About six minutes into the video, Otieno appears to stir, a third cop kneels on his shackled legs. A minute later, a fourth cop kneels and restrains his feet. Almost nine minutes into the video, Otieno slides into a prone position on the floor at which point more deputies and hospital staff pile onto him. One police officer lies down on Otieno’s torso with his hands and arms toward his head.

At 12 minutes, it becomes apparent that Otieno has been on his stomach since sliding from a seated position. The hospital staff step away and the deputies roll his lifeless body to face up. It is unclear in the excerpt whether or not the officers attempted to resuscitate Otieno as has been reported by some news outlets.

Neither the police nor hospital staff called 911 but waited three hours to report Otieno’s death to Virginia State Police, according to Virginia prosecutor Ann Cabell Baskervill. She also revealed that Otieno’s body was moved, the restraints were removed, he was washed, and a funeral home was called instead of the medical examiner’s office.

According to the Washington Post’s Fatal Police Shootings Database, people suffering a mental health crisis comprise over 20 percent of fatal shootings by police while the Treatment Advocacy Center documented that people with untreated mental illness are sixteen times more likely to be killed in a confrontation with police. The Mapping Police Violence database documented that out of the record number of 1,194 people killed by police last year, 110 had been reported to police as behaving erratically or having a mental health crisis.
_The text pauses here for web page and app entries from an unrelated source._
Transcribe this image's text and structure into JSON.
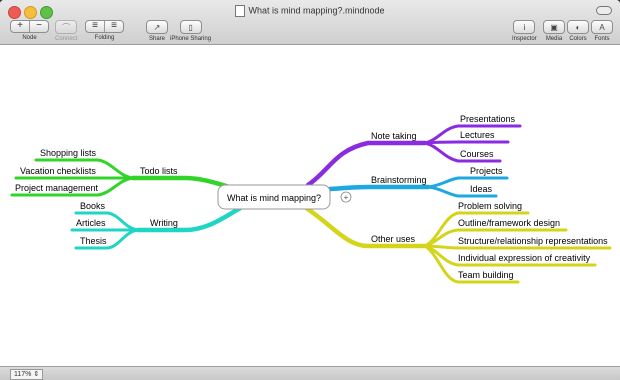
{
  "window": {
    "title": "What is mind mapping?.mindnode"
  },
  "toolbar": {
    "node_label": "Node",
    "node_add": "+",
    "node_remove": "−",
    "connect_label": "Connect",
    "folding_label": "Folding",
    "share_label": "Share",
    "iphone_label": "iPhone Sharing",
    "inspector_label": "Inspector",
    "media_label": "Media",
    "colors_label": "Colors",
    "fonts_label": "Fonts"
  },
  "statusbar": {
    "zoom": "117%"
  },
  "mindmap": {
    "central": "What is mind mapping?",
    "plus": "+",
    "branches": {
      "note_taking": {
        "label": "Note taking",
        "color": "#8a2be2",
        "children": [
          "Presentations",
          "Lectures",
          "Courses"
        ]
      },
      "brainstorming": {
        "label": "Brainstorming",
        "color": "#1ea7e1",
        "children": [
          "Projects",
          "Ideas"
        ]
      },
      "other_uses": {
        "label": "Other uses",
        "color": "#d4d41a",
        "children": [
          "Problem solving",
          "Outline/framework design",
          "Structure/relationship representations",
          "Individual expression of creativity",
          "Team building"
        ]
      },
      "todo": {
        "label": "Todo lists",
        "color": "#32d42a",
        "children": [
          "Shopping lists",
          "Vacation checklists",
          "Project management"
        ]
      },
      "writing": {
        "label": "Writing",
        "color": "#1fd6c4",
        "children": [
          "Books",
          "Articles",
          "Thesis"
        ]
      }
    }
  }
}
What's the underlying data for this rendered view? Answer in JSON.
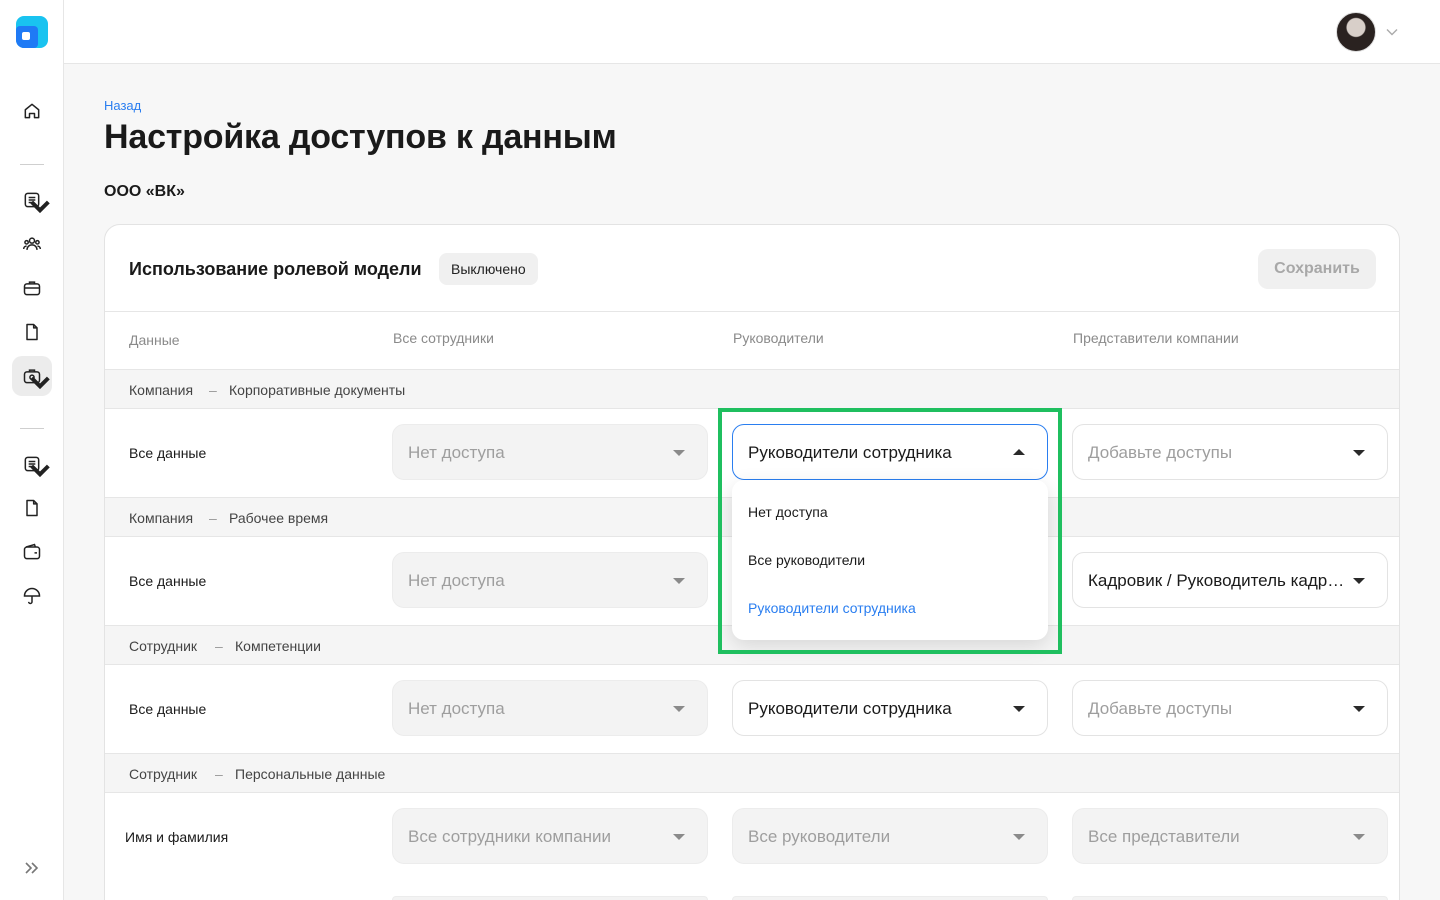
{
  "header": {
    "back_label": "Назад",
    "title": "Настройка доступов к данным",
    "company": "ООО «ВК»"
  },
  "card": {
    "title": "Использование ролевой модели",
    "status": "Выключено",
    "save_label": "Сохранить"
  },
  "columns": [
    "Данные",
    "Все сотрудники",
    "Руководители",
    "Представители компании"
  ],
  "sections": [
    {
      "left": "Компания",
      "dash": "–",
      "right": "Корпоративные документы",
      "label": "Все данные",
      "selects": [
        "Нет доступа",
        "Руководители сотрудника",
        "Добавьте доступы"
      ]
    },
    {
      "left": "Компания",
      "dash": "–",
      "right": "Рабочее время",
      "label": "Все данные",
      "selects": [
        "Нет доступа",
        "",
        "Кадровик / Руководитель кадровой службы"
      ]
    },
    {
      "left": "Сотрудник",
      "dash": "–",
      "right": "Компетенции",
      "label": "Все данные",
      "selects": [
        "Нет доступа",
        "Руководители сотрудника",
        "Добавьте доступы"
      ]
    },
    {
      "left": "Сотрудник",
      "dash": "–",
      "right": "Персональные данные",
      "label": "Имя и фамилия",
      "selects": [
        "Все сотрудники компании",
        "Все руководители",
        "Все представители"
      ]
    }
  ],
  "dropdown": {
    "options": [
      "Нет доступа",
      "Все руководители",
      "Руководители сотрудника"
    ],
    "selected": "Руководители сотрудника"
  },
  "colors": {
    "accent": "#2a7ef0",
    "highlight": "#1fbf5f"
  },
  "icons": [
    "home-icon",
    "document-list-icon",
    "users-icon",
    "briefcase-icon",
    "file-icon",
    "case-settings-icon",
    "wallet-icon",
    "umbrella-icon",
    "expand-icon"
  ]
}
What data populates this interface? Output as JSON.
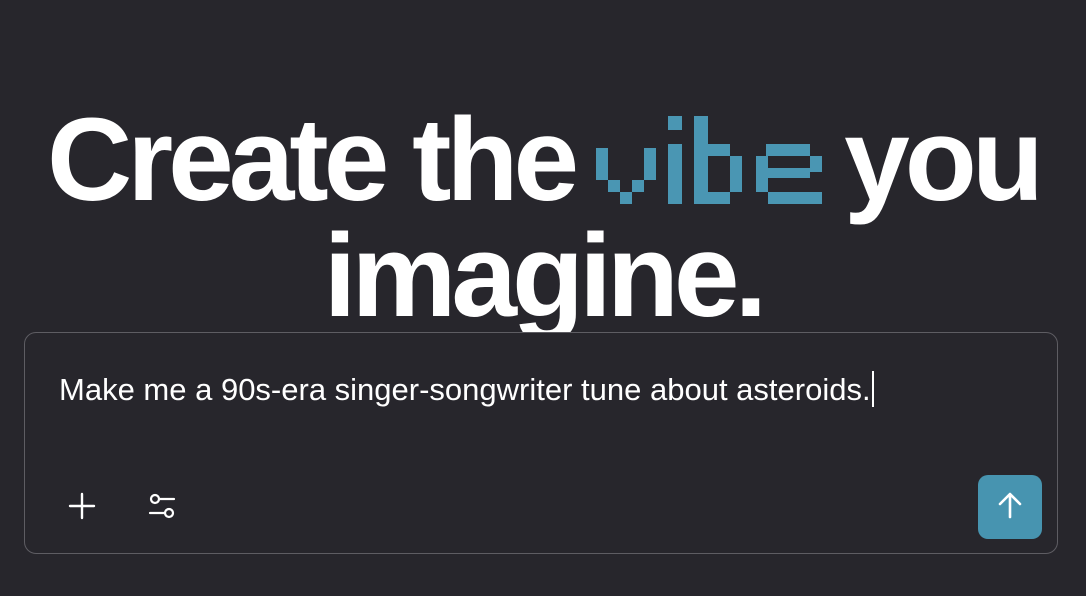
{
  "headline": {
    "before_highlight": "Create the",
    "highlight_word": "vibe",
    "after_highlight": "you",
    "line2": "imagine."
  },
  "prompt": {
    "value": "Make me a 90s-era singer-songwriter tune about asteroids."
  },
  "toolbar": {
    "add_icon": "plus-icon",
    "settings_icon": "sliders-icon",
    "send_icon": "arrow-up-icon"
  },
  "colors": {
    "background": "#27262c",
    "accent": "#4794b0",
    "highlight_word": "#4a96b3",
    "border": "#5e5d63",
    "text": "#ffffff"
  }
}
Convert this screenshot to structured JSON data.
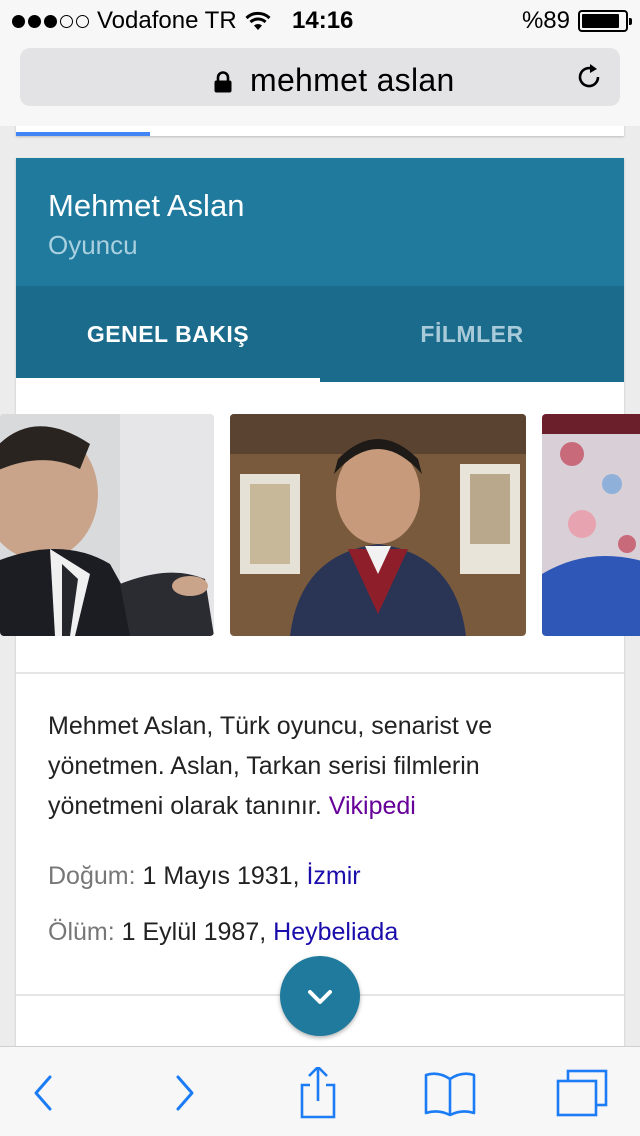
{
  "status_bar": {
    "carrier": "Vodafone TR",
    "time": "14:16",
    "battery_percent_text": "%89",
    "battery_level": 0.89,
    "signal_bars_filled": 3,
    "signal_bars_total": 5
  },
  "url_bar": {
    "address": "mehmet aslan"
  },
  "knowledge_card": {
    "title": "Mehmet Aslan",
    "subtitle": "Oyuncu",
    "tabs": [
      {
        "label": "GENEL BAKIŞ",
        "active": true
      },
      {
        "label": "FİLMLER",
        "active": false
      }
    ],
    "description": "Mehmet Aslan, Türk oyuncu, senarist ve yönetmen. Aslan, Tarkan serisi filmlerin yönetmeni olarak tanınır.",
    "description_link": "Vikipedi",
    "facts": [
      {
        "label": "Doğum:",
        "value": "1 Mayıs 1931, ",
        "link": "İzmir"
      },
      {
        "label": "Ölüm:",
        "value": "1 Eylül 1987, ",
        "link": "Heybeliada"
      }
    ]
  },
  "colors": {
    "header": "#1f7a9d",
    "tabs": "#1b6c8c",
    "link": "#1a0dab",
    "visited_link": "#660099",
    "ios_blue": "#1b7cf5"
  }
}
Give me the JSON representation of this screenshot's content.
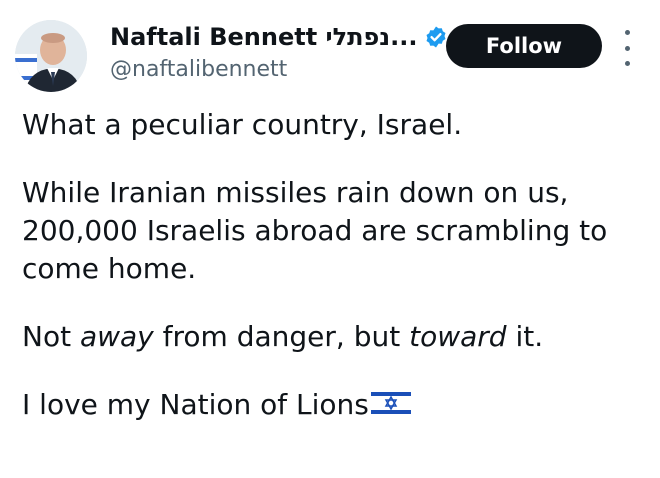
{
  "author": {
    "display_name": "Naftali Bennett נפתלי...",
    "handle": "@naftalibennett",
    "verified": true,
    "avatar_icon": "profile-photo"
  },
  "actions": {
    "follow_label": "Follow",
    "more_icon": "more-vertical-icon"
  },
  "tweet": {
    "line1": "What a peculiar country, Israel.",
    "para2": "While Iranian missiles rain down on us, 200,000 Israelis abroad are scrambling to come home.",
    "para3": {
      "t1": "Not ",
      "em1": "away",
      "t2": " from danger, but ",
      "em2": "toward",
      "t3": " it."
    },
    "line4": "I love my Nation of Lions",
    "emoji": "israel-flag-emoji"
  },
  "colors": {
    "verified_blue": "#1d9bf0",
    "follow_bg": "#0f1419",
    "handle_gray": "#536471"
  }
}
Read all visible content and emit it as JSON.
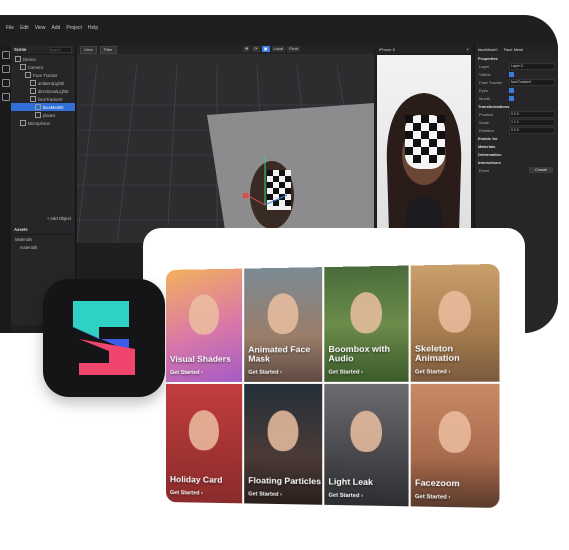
{
  "menubar": [
    "File",
    "Edit",
    "View",
    "Add",
    "Project",
    "Help"
  ],
  "scene": {
    "header": "Scene",
    "search_placeholder": "Search",
    "items": [
      {
        "label": "Device",
        "indent": 0
      },
      {
        "label": "Camera",
        "indent": 1
      },
      {
        "label": "Face Tracker",
        "indent": 2
      },
      {
        "label": "ambientLight0",
        "indent": 3
      },
      {
        "label": "directionalLight0",
        "indent": 3
      },
      {
        "label": "faceTracker0",
        "indent": 3
      },
      {
        "label": "faceMesh0",
        "indent": 4,
        "selected": true
      },
      {
        "label": "planes",
        "indent": 4
      },
      {
        "label": "Microphone",
        "indent": 1
      }
    ],
    "add_object": "+ Add Object"
  },
  "assets": {
    "header": "Assets",
    "items": [
      "Materials",
      "material0"
    ]
  },
  "viewport": {
    "view_label": "View",
    "filter_label": "Filter",
    "local_label": "Local",
    "pivot_label": "Pivot"
  },
  "preview": {
    "device": "iPhone 8"
  },
  "inspector": {
    "tab1": "faceMesh0",
    "tab2": "Face Mesh",
    "sections": [
      "Properties",
      "Transformations",
      "Enable for",
      "Materials",
      "Deformation",
      "Interactions"
    ],
    "props": [
      {
        "k": "Layer",
        "v": "Layer 0"
      },
      {
        "k": "Visible",
        "v": ""
      },
      {
        "k": "Face Tracker",
        "v": "faceTracker0"
      },
      {
        "k": "Eyes",
        "v": ""
      },
      {
        "k": "Mouth",
        "v": ""
      }
    ],
    "transforms": [
      {
        "k": "Position",
        "v": "0   0   0"
      },
      {
        "k": "Scale",
        "v": "1   1   1"
      },
      {
        "k": "Rotation",
        "v": "0   0   0"
      }
    ],
    "event_label": "Event",
    "create_label": "Create"
  },
  "tiles": [
    {
      "title": "Visual Shaders",
      "cta": "Get Started",
      "bg": "linear-gradient(160deg,#f3b15c 0%,#d978a8 55%,#a45bc6 100%)"
    },
    {
      "title": "Animated Face Mask",
      "cta": "Get Started",
      "bg": "linear-gradient(180deg,#7a8a94 0%,#9a7d6a 60%,#5f4a42 100%)"
    },
    {
      "title": "Boombox with Audio",
      "cta": "Get Started",
      "bg": "linear-gradient(180deg,#4a6b3a 0%,#6b8c4a 50%,#3b5a2a 100%)"
    },
    {
      "title": "Skeleton Animation",
      "cta": "Get Started",
      "bg": "linear-gradient(180deg,#c9a06b 0%,#a47a4e 60%,#7a5a3c 100%)"
    },
    {
      "title": "Holiday Card",
      "cta": "Get Started",
      "bg": "linear-gradient(180deg,#c23d3d 0%,#8a2b2b 100%)"
    },
    {
      "title": "Floating Particles",
      "cta": "Get Started",
      "bg": "linear-gradient(180deg,#24303a 0%,#4a3a36 60%,#2a1f1c 100%)"
    },
    {
      "title": "Light Leak",
      "cta": "Get Started",
      "bg": "linear-gradient(180deg,#6c6c70 0%,#2e2e32 100%)"
    },
    {
      "title": "Facezoom",
      "cta": "Get Started",
      "bg": "linear-gradient(180deg,#c88a66 0%,#a86a4c 60%,#5a3a2c 100%)"
    }
  ],
  "colors": {
    "accent": "#3d7be0",
    "logo_cyan": "#2fd1c4",
    "logo_pink": "#f2456e",
    "logo_blue": "#3a5ce6"
  }
}
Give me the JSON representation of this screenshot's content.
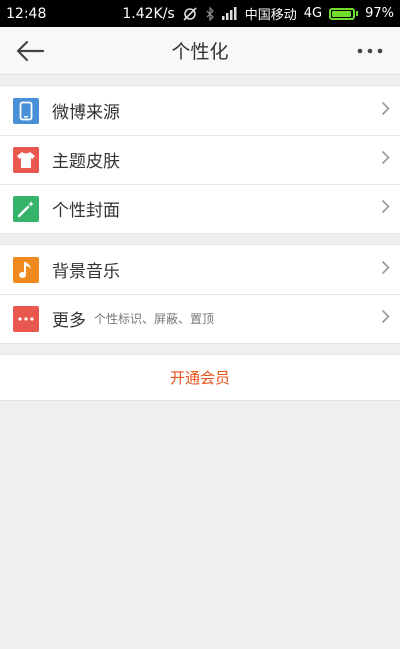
{
  "status_bar": {
    "time": "12:48",
    "speed": "1.42K/s",
    "carrier": "中国移动",
    "network": "4G",
    "battery": "97%",
    "battery_level": 0.97
  },
  "nav": {
    "title": "个性化"
  },
  "groups": [
    {
      "items": [
        {
          "label": "微博来源",
          "icon": "phone-icon",
          "color": "#4a90d9"
        },
        {
          "label": "主题皮肤",
          "icon": "shirt-icon",
          "color": "#e8584f"
        },
        {
          "label": "个性封面",
          "icon": "magic-wand-icon",
          "color": "#36b36a"
        }
      ]
    },
    {
      "items": [
        {
          "label": "背景音乐",
          "icon": "music-note-icon",
          "color": "#f08a1e"
        },
        {
          "label": "更多",
          "sub": "个性标识、屏蔽、置顶",
          "icon": "more-dots-icon",
          "color": "#e8584f"
        }
      ]
    }
  ],
  "member_button": {
    "label": "开通会员",
    "color": "#e8541e"
  }
}
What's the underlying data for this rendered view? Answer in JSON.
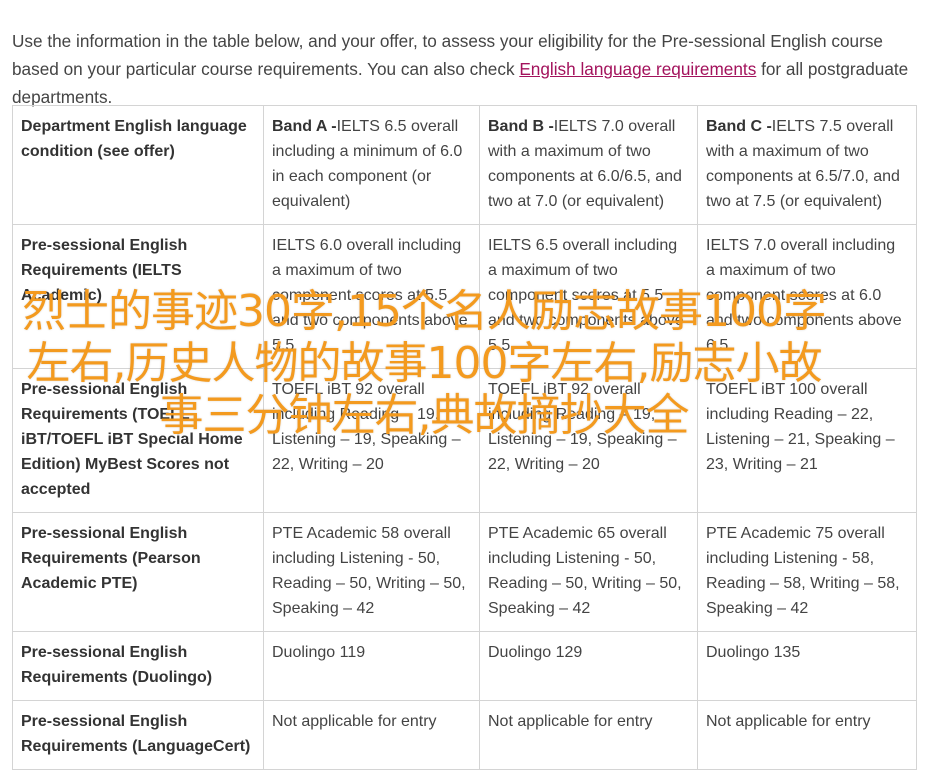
{
  "intro": {
    "text_before": "Use the information in the table below, and your offer, to assess your eligibility for the Pre-sessional English course based on your particular course requirements. You can also check ",
    "link_text": "English language requirements",
    "text_after": " for all postgraduate departments."
  },
  "table": {
    "rows": [
      {
        "label": "Department English language condition (see offer)",
        "cells": [
          {
            "bold": "Band A -",
            "text": "IELTS 6.5 overall including a minimum of 6.0 in each component (or equivalent)"
          },
          {
            "bold": "Band B -",
            "text": "IELTS 7.0 overall with a maximum of two components at 6.0/6.5, and two at 7.0 (or equivalent)"
          },
          {
            "bold": "Band C -",
            "text": "IELTS 7.5 overall with a maximum of two components at 6.5/7.0, and two at 7.5 (or equivalent)"
          }
        ]
      },
      {
        "label": "Pre-sessional English Requirements (IELTS Academic)",
        "cells": [
          {
            "bold": "",
            "text": "IELTS 6.0 overall including a maximum of two component scores at 5.5 and two components above 5.5"
          },
          {
            "bold": "",
            "text": "IELTS 6.5 overall including a maximum of two component scores at 5.5 and two components above 5.5"
          },
          {
            "bold": "",
            "text": "IELTS 7.0 overall including a maximum of two component scores at 6.0 and two components above 6.5"
          }
        ]
      },
      {
        "label": "Pre-sessional English Requirements (TOEFL iBT/TOEFL iBT Special Home Edition) MyBest Scores not accepted",
        "cells": [
          {
            "bold": "",
            "text": "TOEFL iBT 92 overall including Reading – 19, Listening – 19, Speaking – 22, Writing – 20"
          },
          {
            "bold": "",
            "text": "TOEFL iBT 92 overall including Reading – 19, Listening – 19, Speaking – 22, Writing – 20"
          },
          {
            "bold": "",
            "text": "TOEFL iBT 100 overall including Reading – 22, Listening – 21, Speaking – 23, Writing – 21"
          }
        ]
      },
      {
        "label": "Pre-sessional English Requirements (Pearson Academic PTE)",
        "cells": [
          {
            "bold": "",
            "text": "PTE Academic 58 overall including Listening - 50, Reading – 50, Writing – 50, Speaking – 42"
          },
          {
            "bold": "",
            "text": "PTE Academic 65 overall including Listening - 50, Reading – 50, Writing – 50, Speaking – 42"
          },
          {
            "bold": "",
            "text": "PTE Academic 75 overall including Listening - 58, Reading – 58, Writing – 58, Speaking – 42"
          }
        ]
      },
      {
        "label": "Pre-sessional English Requirements (Duolingo)",
        "cells": [
          {
            "bold": "",
            "text": "Duolingo 119"
          },
          {
            "bold": "",
            "text": "Duolingo 129"
          },
          {
            "bold": "",
            "text": "Duolingo 135"
          }
        ]
      },
      {
        "label": "Pre-sessional English Requirements (LanguageCert)",
        "cells": [
          {
            "bold": "",
            "text": "Not applicable for entry"
          },
          {
            "bold": "",
            "text": "Not applicable for entry"
          },
          {
            "bold": "",
            "text": "Not applicable for entry"
          }
        ]
      }
    ]
  },
  "overlay": {
    "text": "烈士的事迹30字,15个名人励志故事100字左右,历史人物的故事100字左右,励志小故事三分钟左右,典故摘抄大全",
    "color": "#f39a1f"
  },
  "colors": {
    "link": "#a3125c",
    "border": "#d4d4d4",
    "text": "#444444"
  }
}
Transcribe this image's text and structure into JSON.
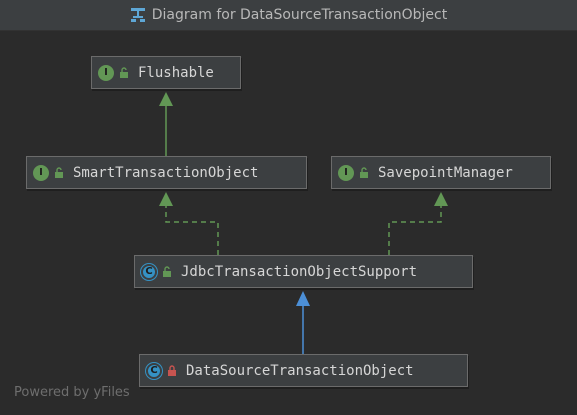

Decades of funding cuts to public health programs, in particular those providing mental health services, have turned mental illness into a police matter. According to the federal Office of Community Oriented Policing Services, 50 percent of all inmates in jails and a third of prison inmates have been diagnosed with mental illness. The number of inmates who reported mental health concerns were markedly higher.

There is scant evidence that so-called harm reduction and deflection programs such as the Law Enforcement Assistance Diversion (LEAD) project launched in 2011 in Seattle, Washington, has had any effect on reducing police killings. In fact, the steady rise of police shootings year on year since the Washington Post started its database in 2015 is proof that such reforms are purely superficial.

The working class must abolish capitalism to end police violence. Irvo Otieno’s brutal and prolonged death at the hands of police is the result of the barbarous capitalist system which must impose ever more violent controls on the working class in order for the ruling elite to maintain its grip on power.

The working class is rising up against homicidal indifference of the ruling elite to their lives and health as evidenced by mass protests and strikes in France, Greece, and Sri Lanka. These movements must build organizations of struggle which will transfer power from the capitalists to a workers state built on the scientific principles of Marxism.